Nikolay Korchunov, Russia’s senior official on the Arctic, said earlier this week that the forum will help to build multilateral cooperation for the sustainable development of the vast region.

“The upcoming forum for us is a good opportunity to conduct brainstorming sessions on specific issues and problems, as well as broad discussions of a sectoral and interdisciplinary nature,” RIA Novosti quoted Korchunov as saying on Thursday, referring to the event scheduled for December 5-7.

Korchunov said the recommendations that come out of the forum will be reflected in Russia’s new strategy for the development of the Russian Arctic until 2035, which is currently being drafted and includes public and private initiatives. Among the priorities set for the strategy is the development of a transportation corridor, known as the Northern Sea Route.

Korchunov also underscored the crucial role of the working session on international cooperation that will take place within the forum as a key platform for solving international issues in the region.

“We pay particular attention to the participation of foreign guests,” Korchunov said. “Without exception, all forum sessions are open to foreign participation. And this will allow us to most fully and comprehensively discuss all the issues that will be on the agenda.”

Arctic: Today and the Future” is expected to bring together more than 2,500 local and foreign delegates from over 40 Russian regions and more than 20 countries. Organized by the state-run Association of Polar Explorers, the three-day event will feature more than 40 business events focused on the development of the Arctic.

With new sea lanes opening up due to warming global temperatures, the Arctic region has become a strategically important area for many of the world's major powers. Said to be rich in natural resources, the United States Energy Information Administration estimates that the area may contain nearly 30 percent of the world’s remaining natural gas and 13 percent of its oil under the bottom of the northern seas.

In addition, the region’s transportation potential means goods can travel a relatively short distance between Europe and Asia, and flights to Canada and the U.S. are lessened with cross-polar routes.
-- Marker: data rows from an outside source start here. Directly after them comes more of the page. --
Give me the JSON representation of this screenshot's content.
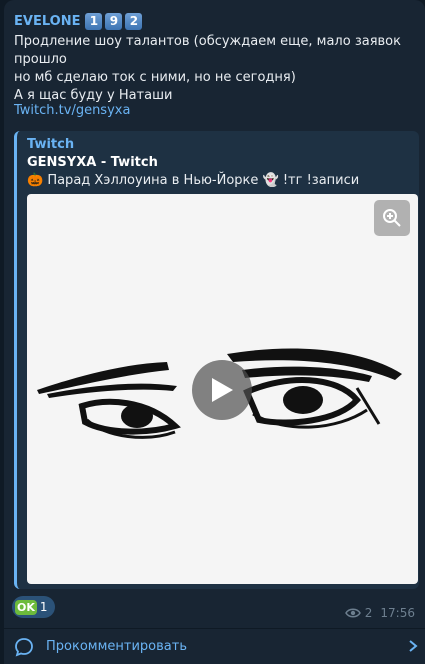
{
  "post": {
    "author": "EVELONE",
    "author_badges": [
      "1",
      "9",
      "2"
    ],
    "lines": [
      "Продление шоу талантов (обсуждаем еще, мало заявок прошло",
      "но мб сделаю ток с ними, но не сегодня)",
      "А я щас буду у Наташи"
    ],
    "link": "Twitch.tv/gensyxa"
  },
  "preview": {
    "site": "Twitch",
    "title": "GENSYXA - Twitch",
    "description": "🎃 Парад Хэллоуина в Нью-Йорке 👻 !тг !записи"
  },
  "footer": {
    "reaction_emoji": "OK",
    "reaction_count": "1",
    "views": "2",
    "time": "17:56"
  },
  "comments": {
    "label": "Прокомментировать"
  },
  "colors": {
    "accent": "#6ab3f3",
    "bubble": "#182533",
    "background": "#0f1a25",
    "reaction_bg": "#2b5278"
  }
}
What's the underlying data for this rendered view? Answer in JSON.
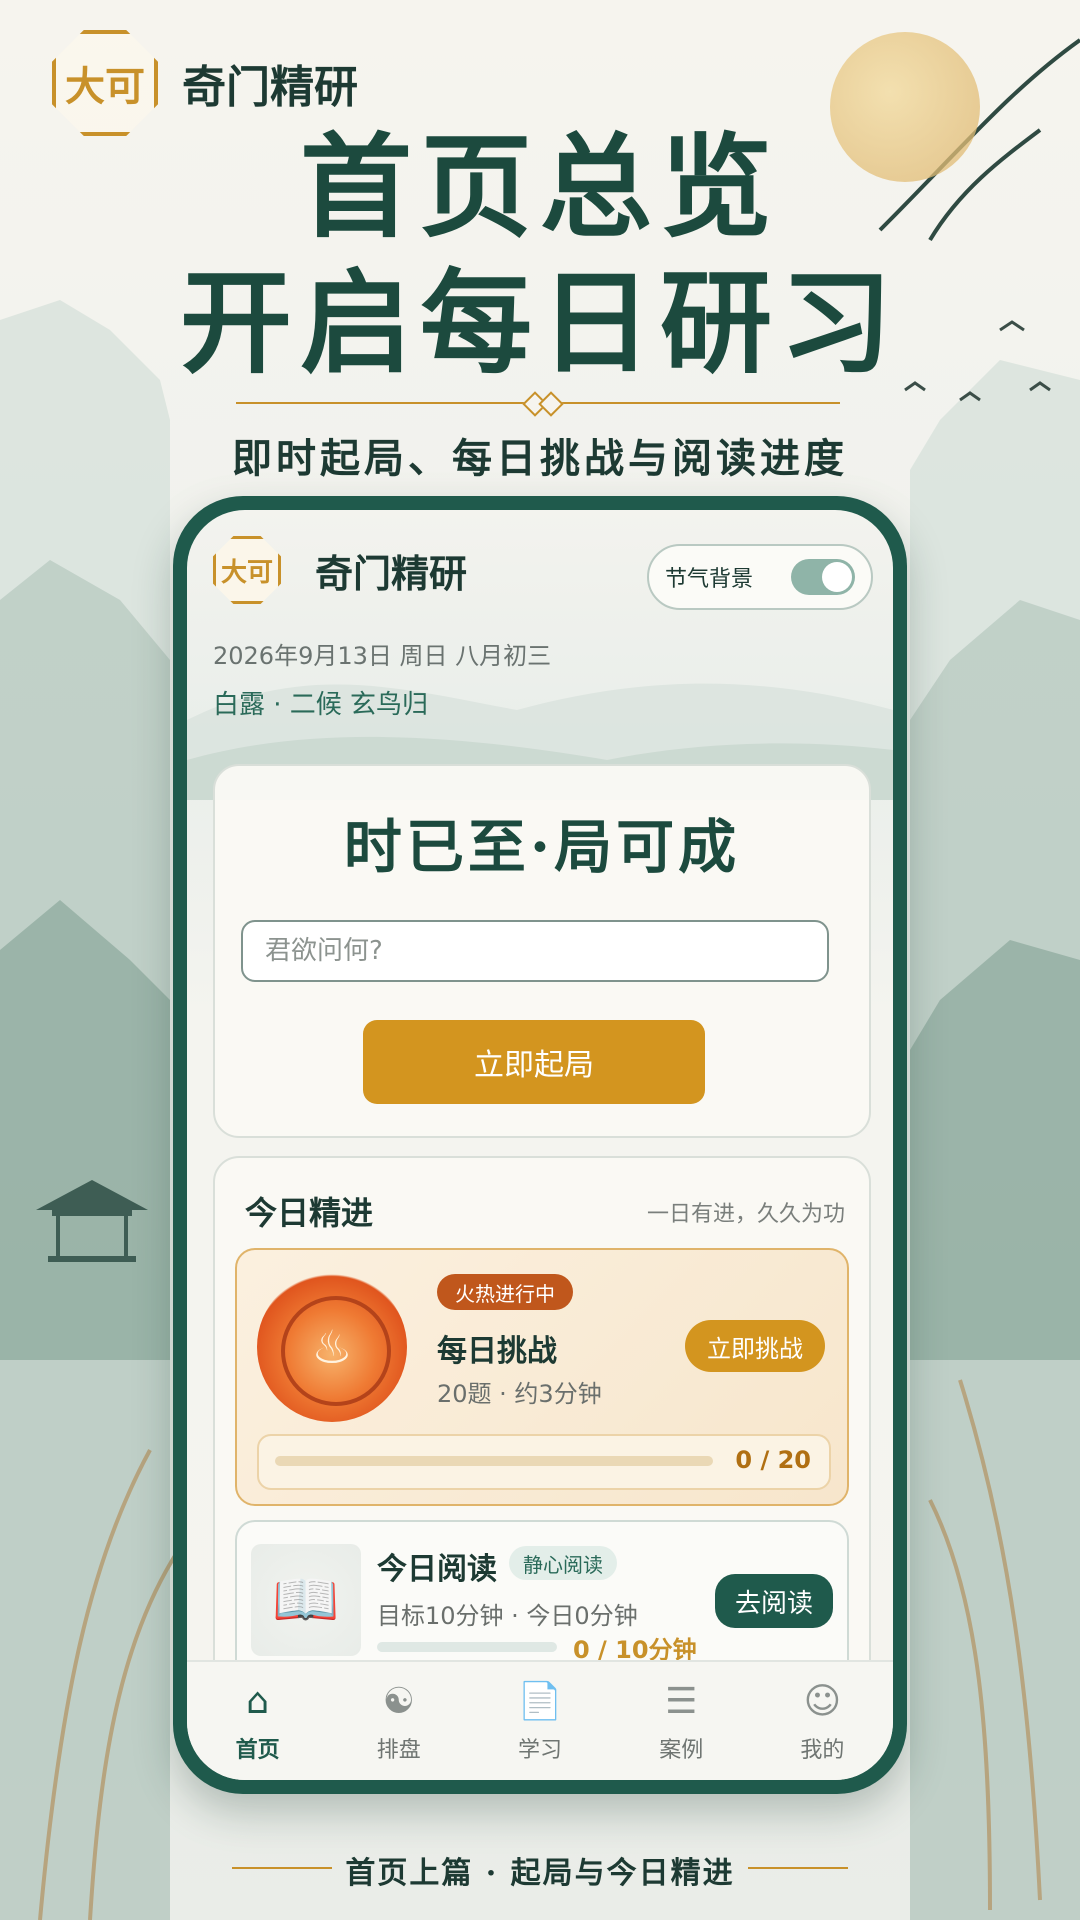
{
  "poster": {
    "brand_seal": "大可",
    "brand_name": "奇门精研",
    "headline_1": "首页总览",
    "headline_2": "开启每日研习",
    "subtitle": "即时起局、每日挑战与阅读进度",
    "footer_caption": "首页上篇 · 起局与今日精进"
  },
  "app": {
    "seal": "大可",
    "name": "奇门精研",
    "toggle": {
      "label": "节气背景",
      "on": true
    },
    "date": "2026年9月13日  周日  八月初三",
    "solar_term": "白露 · 二候  玄鸟归",
    "hero": {
      "slogan": "时已至·局可成",
      "input_placeholder": "君欲问何?",
      "button": "立即起局"
    },
    "daily": {
      "title": "今日精进",
      "motto": "一日有进，久久为功",
      "challenge": {
        "badge": "火热进行中",
        "title": "每日挑战",
        "meta": "20题 · 约3分钟",
        "button": "立即挑战",
        "progress_done": 0,
        "progress_total": 20,
        "progress_text": "0 / 20"
      },
      "reading": {
        "title": "今日阅读",
        "tag": "静心阅读",
        "meta": "目标10分钟 · 今日0分钟",
        "progress_fraction": 0,
        "progress_text": "0 / 10分钟",
        "button": "去阅读"
      }
    },
    "tabs": [
      {
        "label": "首页",
        "icon": "home-icon",
        "active": true
      },
      {
        "label": "排盘",
        "icon": "bagua-icon",
        "active": false
      },
      {
        "label": "学习",
        "icon": "document-icon",
        "active": false
      },
      {
        "label": "案例",
        "icon": "case-icon",
        "active": false
      },
      {
        "label": "我的",
        "icon": "user-icon",
        "active": false
      }
    ]
  },
  "colors": {
    "primary_green": "#1f5a4c",
    "accent_gold": "#d3951f",
    "fire_orange": "#e0551e"
  }
}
Travel by sea via the Northern Sea Route, for example, between northwestern Europe and East Asia is approximately 40 percent shorter compared to the route via the Suez Canal. As a result, the role of the Russia’s Northern Sea Route, a shipping lane stretching from the Arctic Archipelago of Novaya Zemlya in northwestern Russia to the Bering Strait near Alaska crossing five Arctic Seas – the Barents Sea, the Kara Sea, the Laptev Sea, the East Siberian Sea and the Chukchi Sea – has significantly increased.

The U.S. Navy Arctic Roadmap raises concerns in Washington over Russia’s Northern Sea Route, which could strengthen Russia’s and China’s positions in the Arctic.

“With the opening of the Arctic Ocean, the strategic significance of the 51-mile wide Bering Strait between Russia and the United States that represents an important chokepoint for surface and subsurface vessels entering or departing the Arctic Ocean has increased,” reads in the roadmap.

“The Strait has special significance for Russia since it allows Russia to connect her Asian and European naval forces. As the Pacific gateway for Russia’s Northern Sea Route, the Bering Strait will become increasingly important for seaborne trade between Europe and Asia.”